Aluminum Alloy History and Evolution

The history and evolution of the aluminum alloy industry is a fascinating story that spans over a century. From its humble beginnings as a rare and expensive metal to its current status as a versatile and widely used material, aluminum has come a long way. In this article, we will explore the history and evolution of the aluminum alloy industry, from its discovery to the present day.

Discovery of Aluminum

Aluminum is the third most abundant element in the Earth’s crust, but it was not discovered until the early 19th century. In 1807, Sir Humphry Davy, an English chemist, identified aluminum as a new metal and named it “aluminum.” However, it was not until 1825 that aluminum was isolated in pure form by Danish physicist Hans Christian Oersted.
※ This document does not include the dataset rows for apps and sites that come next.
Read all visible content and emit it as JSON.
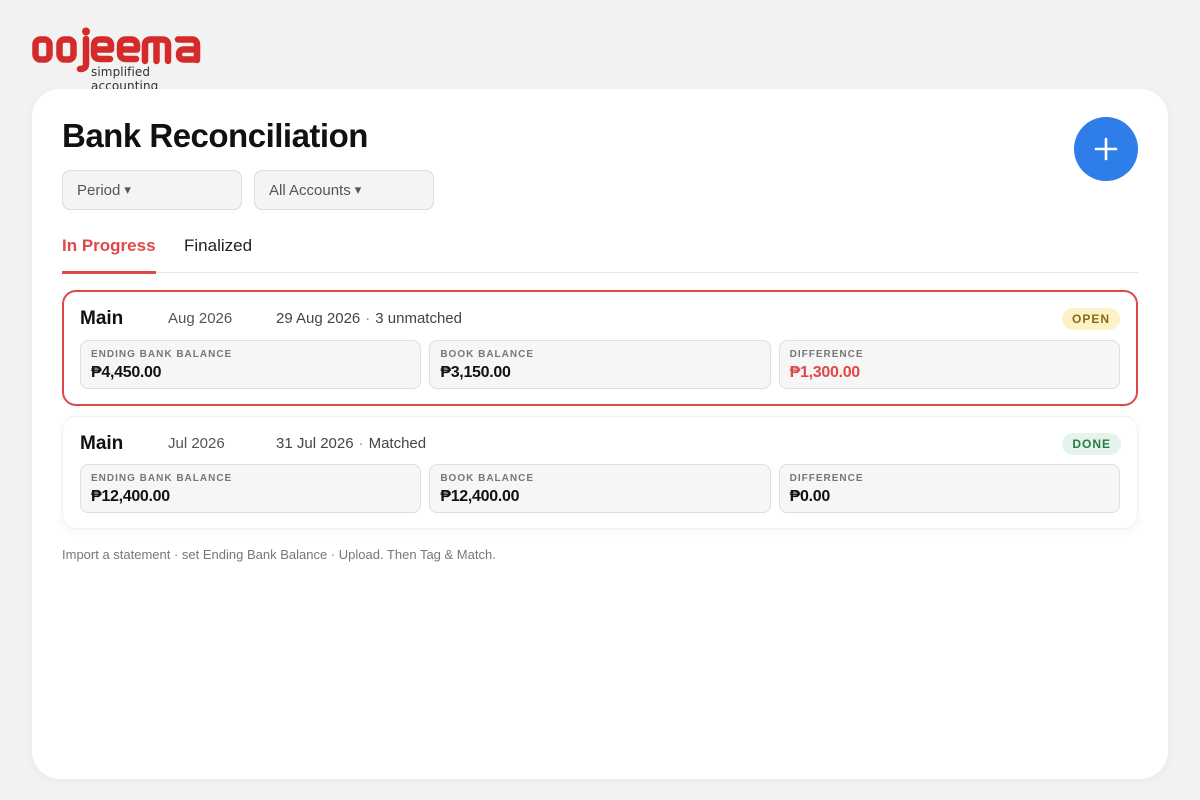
{
  "brand": {
    "name": "oojeema",
    "tagline": "simplified accounting",
    "color": "#d42a2a"
  },
  "page": {
    "title": "Bank Reconciliation",
    "add_button_icon": "plus-icon",
    "accent_color": "#2f7de8"
  },
  "filters": {
    "period_label": "Period",
    "accounts_label": "All Accounts",
    "caret": "▾"
  },
  "tabs": [
    {
      "label": "In Progress",
      "active": true
    },
    {
      "label": "Finalized",
      "active": false
    }
  ],
  "reconciliations": [
    {
      "account": "Main",
      "period": "Aug 2026",
      "date": "29 Aug 2026",
      "separator": "·",
      "match_status": "3 unmatched",
      "status_badge": "OPEN",
      "selected": true,
      "ending_bank_balance_label": "ENDING BANK BALANCE",
      "ending_bank_balance": "₱4,450.00",
      "book_balance_label": "BOOK BALANCE",
      "book_balance": "₱3,150.00",
      "difference_label": "DIFFERENCE",
      "difference": "₱1,300.00"
    },
    {
      "account": "Main",
      "period": "Jul 2026",
      "date": "31 Jul 2026",
      "separator": "·",
      "match_status": "Matched",
      "status_badge": "DONE",
      "selected": false,
      "ending_bank_balance_label": "ENDING BANK BALANCE",
      "ending_bank_balance": "₱12,400.00",
      "book_balance_label": "BOOK BALANCE",
      "book_balance": "₱12,400.00",
      "difference_label": "DIFFERENCE",
      "difference": "₱0.00"
    }
  ],
  "hint": "Import a statement · set Ending Bank Balance · Upload. Then Tag & Match.",
  "colors": {
    "danger": "#e04848",
    "open_badge_bg": "#fdf1c8",
    "done_badge_bg": "#e4f4ea"
  }
}
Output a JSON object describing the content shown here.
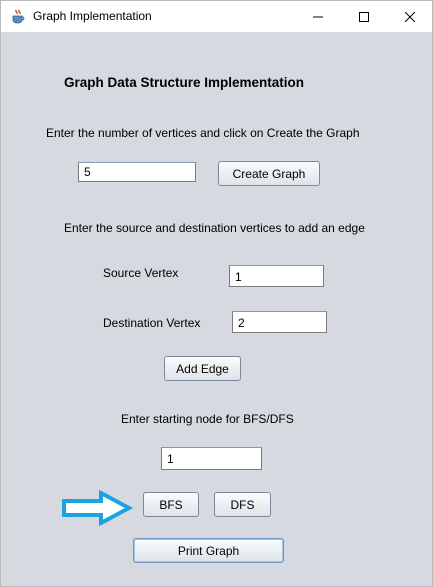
{
  "window": {
    "title": "Graph Implementation"
  },
  "heading": "Graph Data Structure Implementation",
  "vertices": {
    "prompt": "Enter the number of vertices and click on Create the Graph",
    "value": "5",
    "create_label": "Create Graph"
  },
  "edges": {
    "prompt": "Enter the source and destination vertices to add an edge",
    "source_label": "Source Vertex",
    "source_value": "1",
    "dest_label": "Destination Vertex",
    "dest_value": "2",
    "add_label": "Add Edge"
  },
  "traversal": {
    "prompt": "Enter starting node for BFS/DFS",
    "start_value": "1",
    "bfs_label": "BFS",
    "dfs_label": "DFS",
    "print_label": "Print Graph"
  },
  "colors": {
    "window_bg": "#d6d9df",
    "annotation_arrow": "#1aa3e0"
  },
  "icons": {
    "app": "java-coffee-cup-icon",
    "minimize": "minimize-icon",
    "maximize": "maximize-icon",
    "close": "close-icon",
    "annotation": "right-arrow-icon"
  }
}
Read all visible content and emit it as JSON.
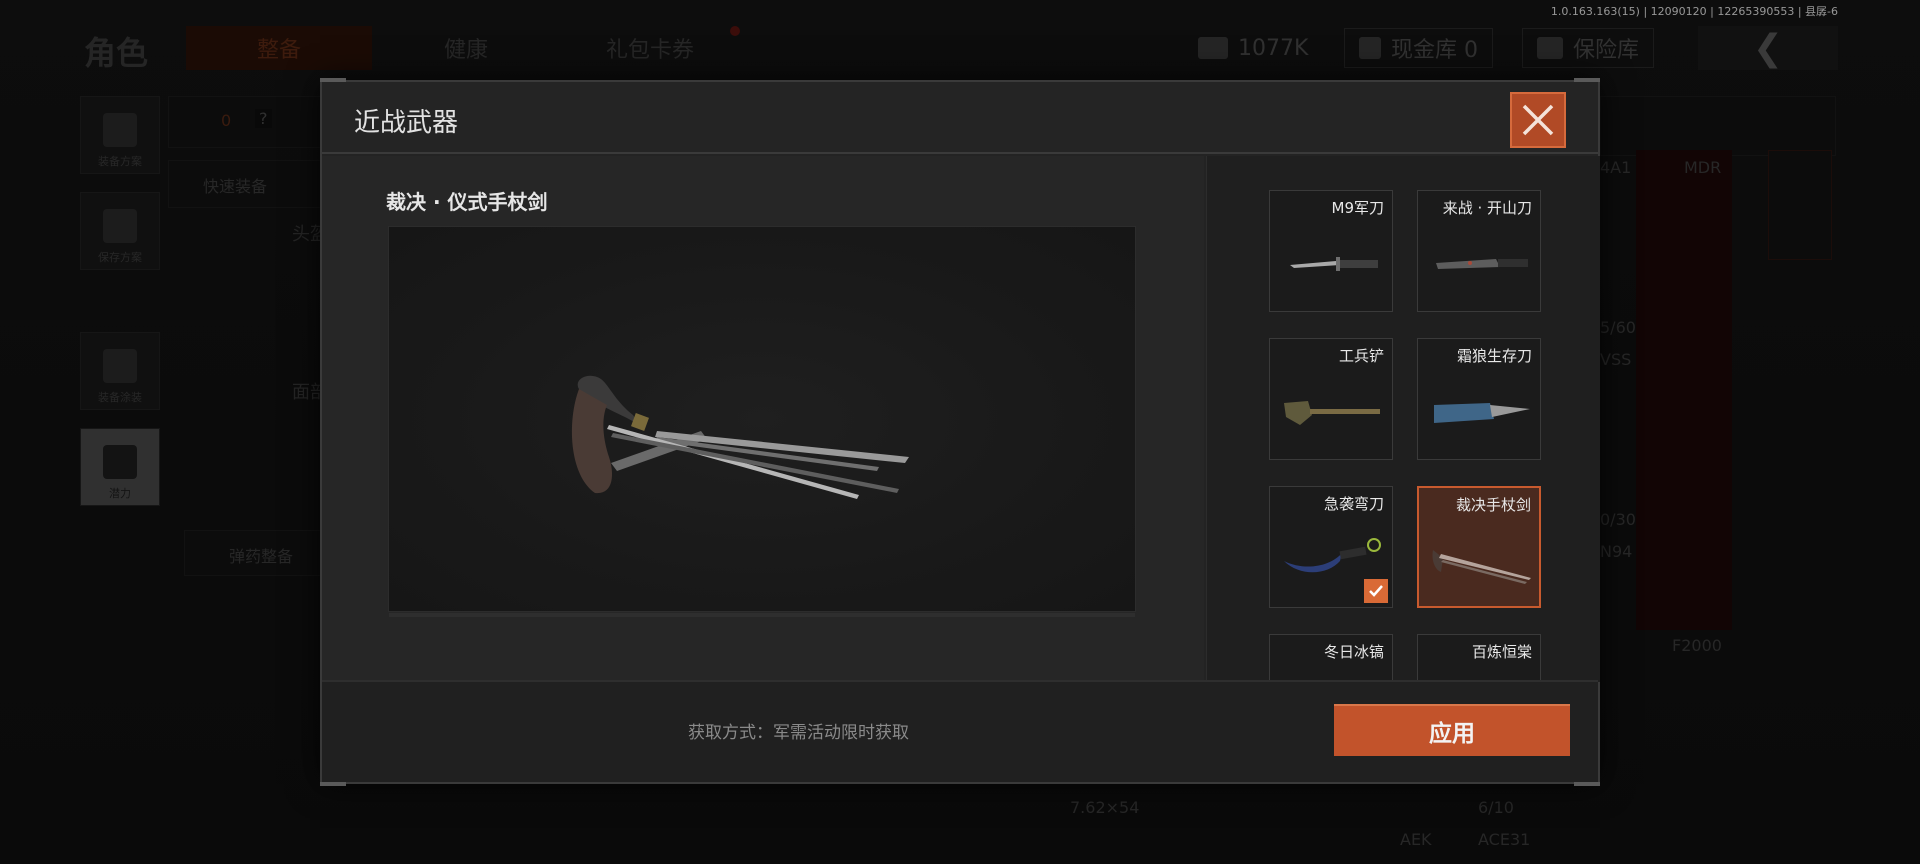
{
  "version_info": "1.0.163.163(15) | 12090120 | 12265390553 | 县孱-6",
  "background": {
    "page_title": "角色",
    "tabs": [
      {
        "label": "整备",
        "active": true
      },
      {
        "label": "健康",
        "active": false
      },
      {
        "label": "礼包卡券",
        "active": false
      }
    ],
    "currency": {
      "amount": "1077K",
      "cash_storage": "现金库 0",
      "safe_box": "保险库"
    },
    "sidebar": [
      {
        "label": "装备方案",
        "icon": "armor-icon"
      },
      {
        "label": "保存方案",
        "icon": "download-icon"
      },
      {
        "label": "装备涂装",
        "icon": "skull-icon"
      },
      {
        "label": "潜力",
        "icon": "hexagon-bolt-icon"
      }
    ],
    "armor_count": "0",
    "armor_unknown": "?",
    "quick_equip": "快速装备",
    "head_label": "头盔",
    "face_label": "面部",
    "ammo_equip": "弹药整备",
    "gun_labels": [
      "4A1",
      "MDR",
      "5/60",
      "VSS",
      "0/30",
      "N94",
      "F2000"
    ],
    "ammo_caliber": "7.62×54",
    "ammo_count": "6/10",
    "bottom_guns": [
      "AEK",
      "ACE31"
    ]
  },
  "modal": {
    "title": "近战武器",
    "selected_item_name": "裁决 · 仪式手杖剑",
    "obtain_method": "获取方式：军需活动限时获取",
    "apply_label": "应用",
    "weapons": [
      {
        "name": "M9军刀",
        "icon": "combat-knife-icon",
        "selected": false,
        "equipped": false
      },
      {
        "name": "来战 · 开山刀",
        "icon": "machete-icon",
        "selected": false,
        "equipped": false
      },
      {
        "name": "工兵铲",
        "icon": "shovel-icon",
        "selected": false,
        "equipped": false
      },
      {
        "name": "霜狼生存刀",
        "icon": "survival-knife-icon",
        "selected": false,
        "equipped": false
      },
      {
        "name": "急袭弯刀",
        "icon": "karambit-icon",
        "selected": false,
        "equipped": true
      },
      {
        "name": "裁决手杖剑",
        "icon": "cane-sword-icon",
        "selected": true,
        "equipped": false
      },
      {
        "name": "冬日冰镐",
        "icon": "ice-axe-icon",
        "selected": false,
        "equipped": false
      },
      {
        "name": "百炼恒棠",
        "icon": "blade-icon",
        "selected": false,
        "equipped": false
      }
    ]
  },
  "colors": {
    "accent": "#c2532b",
    "selected_border": "#c85a2e",
    "check": "#d96a36"
  }
}
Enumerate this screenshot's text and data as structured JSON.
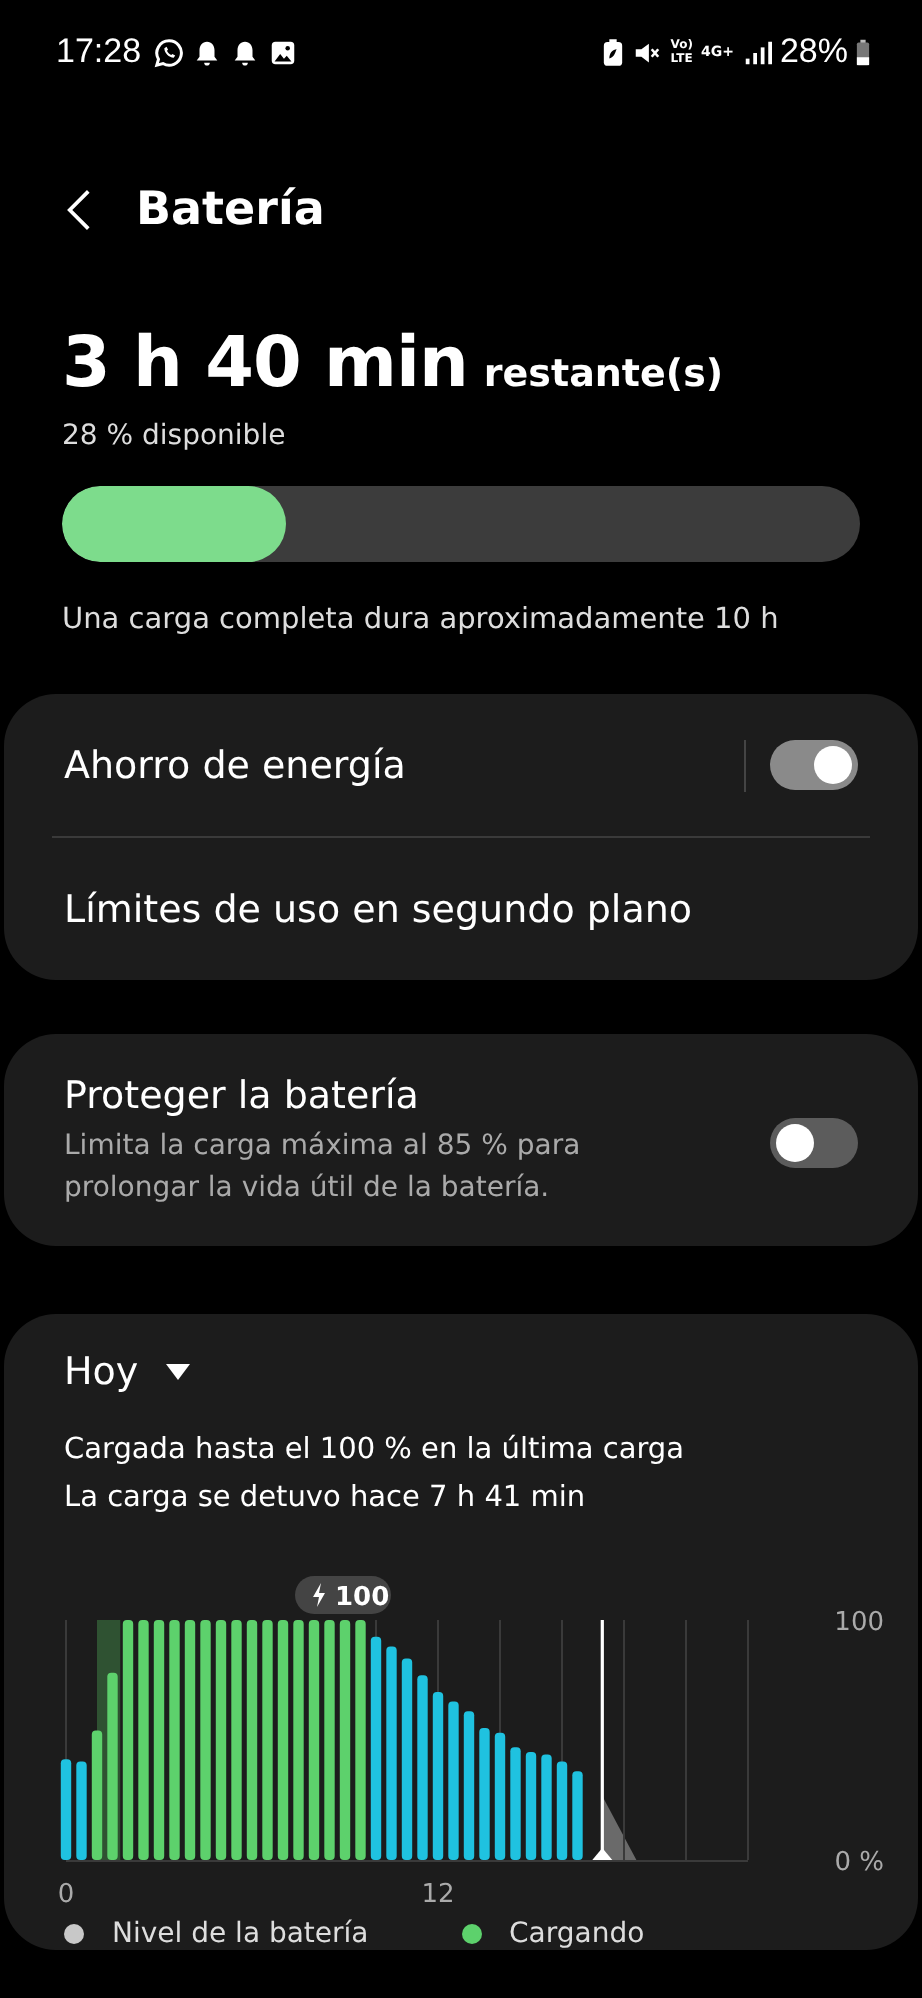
{
  "status_bar": {
    "time": "17:28",
    "volte": "Vo)",
    "lte": "LTE",
    "network": "4G+",
    "battery": "28%"
  },
  "header": {
    "title": "Batería"
  },
  "summary": {
    "remaining": "3 h 40 min",
    "remaining_suffix": "restante(s)",
    "available": "28 % disponible",
    "level": 0.28,
    "note": "Una carga completa dura aproximadamente 10 h"
  },
  "settings_group": [
    {
      "kind": "toggle",
      "label": "Ahorro de energía",
      "on": true
    },
    {
      "kind": "link",
      "label": "Límites de uso en segundo plano"
    }
  ],
  "protect": {
    "title": "Proteger la batería",
    "description": "Limita la carga máxima al 85 % para prolongar la vida útil de la batería.",
    "on": false
  },
  "usage": {
    "period": "Hoy",
    "lines": [
      "Cargada hasta el 100 % en la última carga",
      "La carga se detuvo hace 7 h 41 min"
    ],
    "charge_badge": "100",
    "chart_data": {
      "type": "bar",
      "xlim": [
        0,
        22
      ],
      "x": [
        0,
        0.5,
        1,
        1.5,
        2,
        2.5,
        3,
        3.5,
        4,
        4.5,
        5,
        5.5,
        6,
        6.5,
        7,
        7.5,
        8,
        8.5,
        9,
        9.5,
        10,
        10.5,
        11,
        11.5,
        12,
        12.5,
        13,
        13.5,
        14,
        14.5,
        15,
        15.5,
        16,
        16.5
      ],
      "ylim": [
        0,
        100
      ],
      "xticks": [
        {
          "value": 0,
          "label": "0"
        },
        {
          "value": 12,
          "label": "12"
        }
      ],
      "yticks": [
        {
          "value": 0,
          "label": "0 %"
        },
        {
          "value": 100,
          "label": "100"
        }
      ],
      "series": [
        {
          "name": "Nivel de la batería",
          "color": "#1fc2e0",
          "values": [
            42,
            41,
            null,
            null,
            null,
            null,
            null,
            null,
            null,
            null,
            null,
            null,
            null,
            null,
            null,
            null,
            null,
            null,
            null,
            null,
            93,
            89,
            84,
            77,
            70,
            66,
            62,
            55,
            53,
            47,
            45,
            44,
            41,
            37
          ]
        },
        {
          "name": "Cargando",
          "color": "#5dd16c",
          "values": [
            null,
            null,
            54,
            78,
            100,
            100,
            100,
            100,
            100,
            100,
            100,
            100,
            100,
            100,
            100,
            100,
            100,
            100,
            100,
            100,
            null,
            null,
            null,
            null,
            null,
            null,
            null,
            null,
            null,
            null,
            null,
            null,
            null,
            null
          ]
        }
      ]
    },
    "legend": [
      {
        "color": "#c8c8c8"
      },
      {
        "color": "#5dd16c"
      }
    ]
  }
}
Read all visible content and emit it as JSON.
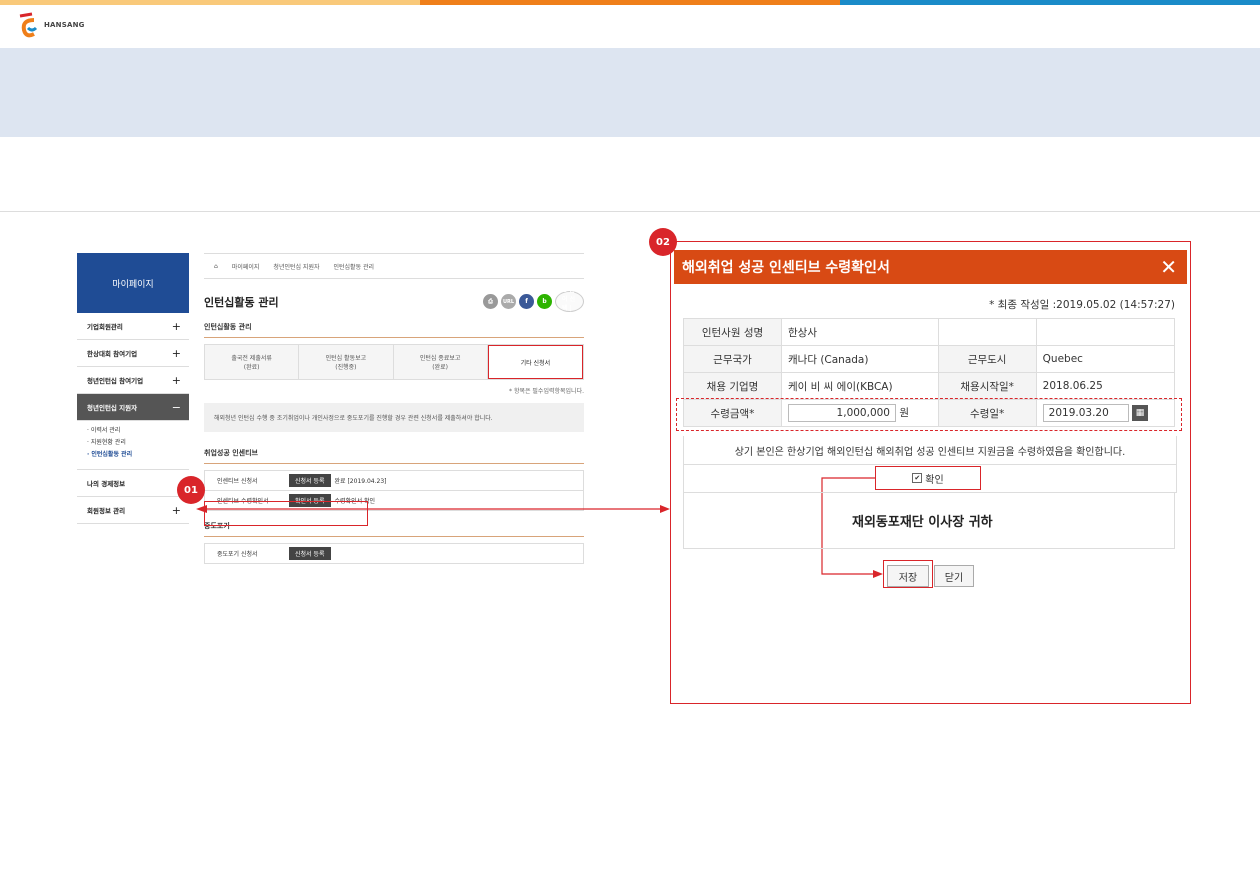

The early production of aluminum was a difficult and expensive process, and it was considered a precious metal. In fact, in the mid-19th century, aluminum was more valuable than gold. This changed in 1886 with the invention of the Hall-Heroult process, a method for producing aluminum on an industrial scale.

Hall-Heroult Process

The Hall-Heroult process was developed independently by American chemist Charles Martin Hall and French engineer Paul Heroult. The process involves dissolving aluminum oxide in molten cryolite and then passing an electric current through the solution. This causes the aluminum oxide to break down into aluminum and oxygen, which are then separated.

The Hall-Heroult process revolutionized the aluminum industry by making it possible to produce aluminum on a large scale at a lower cost. This led to a significant increase in the production and use of aluminum, which was used primarily for decorative purposes and in the manufacture of household items such as pots and pans.

World War II and the Rise of Aluminum Alloys

During World War II, the demand for aluminum increased dramatically as it was used for military aircraft, tanks, and other equipment. This led to the development of aluminum alloys, which are mixtures of aluminum with other metals such as copper, zinc, and magnesium. Aluminum alloys have improved mechanical properties such as strength, hardness, and corrosion resistance, which made them ideal for military applications.

After the war, the use of aluminum alloys continued to grow in various industries, including aerospace, automotive, and construction. Aluminum alloys were used for aircraft frames, engine components, car bodies, and building facades, among other applications. The demand for aluminum alloys led to the development of new manufacturing processes and technologies, such as extrusion, casting, and rolling.

Advancements in Aluminum Alloy Manufacturing

In the 1960s and 1970s, the aluminum alloy industry experienced significant advancements in manufacturing and processing. These advancements included the development of new alloys with improved properties, such as the 2000 and 7000 series alloys, which have high strength and toughness.

Additionally, new manufacturing processes such as powder metallurgy and spray forming were developed, which allowed for the production of complex shapes and parts with high precision and quality. These advancements made aluminum alloys more versatile and attractive for a wide range of applications.

Environmental Concerns and Recycling

In recent years, the aluminum alloy industry has faced increasing pressure to address environmental concerns, such as energy consumption and greenhouse gas emissions. Aluminum production requires a significant amount of energy, and the Hall-Heroult process is one of the most energy-intensive processes in the manufacturing industry.

To address these concerns, the aluminum alloy industry has focused on improving energy efficiency and reducing emissions through the use of renewable energy sources and recycling. Aluminum is infinitely recyclable, and recycling aluminum requires only 5% of the energy required for primary production. This makes aluminum recycling a sustainable and cost-effective solution for reducing energy consumption and greenhouse gas emissions.


The history and evolution of the aluminum alloy industry is a remarkable story of innovation and progress. From its discovery as a rare and expensive metal to its current status as a versatile and widely used material, aluminum has played a significant role in shaping modern society. The development of the Hall-Heroult process, the rise of aluminum alloys, advancements in manufacturing, and the focus on sustainability are all key milestones in the history of the aluminum alloy industry. As the industry continues to evolve, it will be interesting to see what new advancements and innovations will emerge to meet the changing needs of society.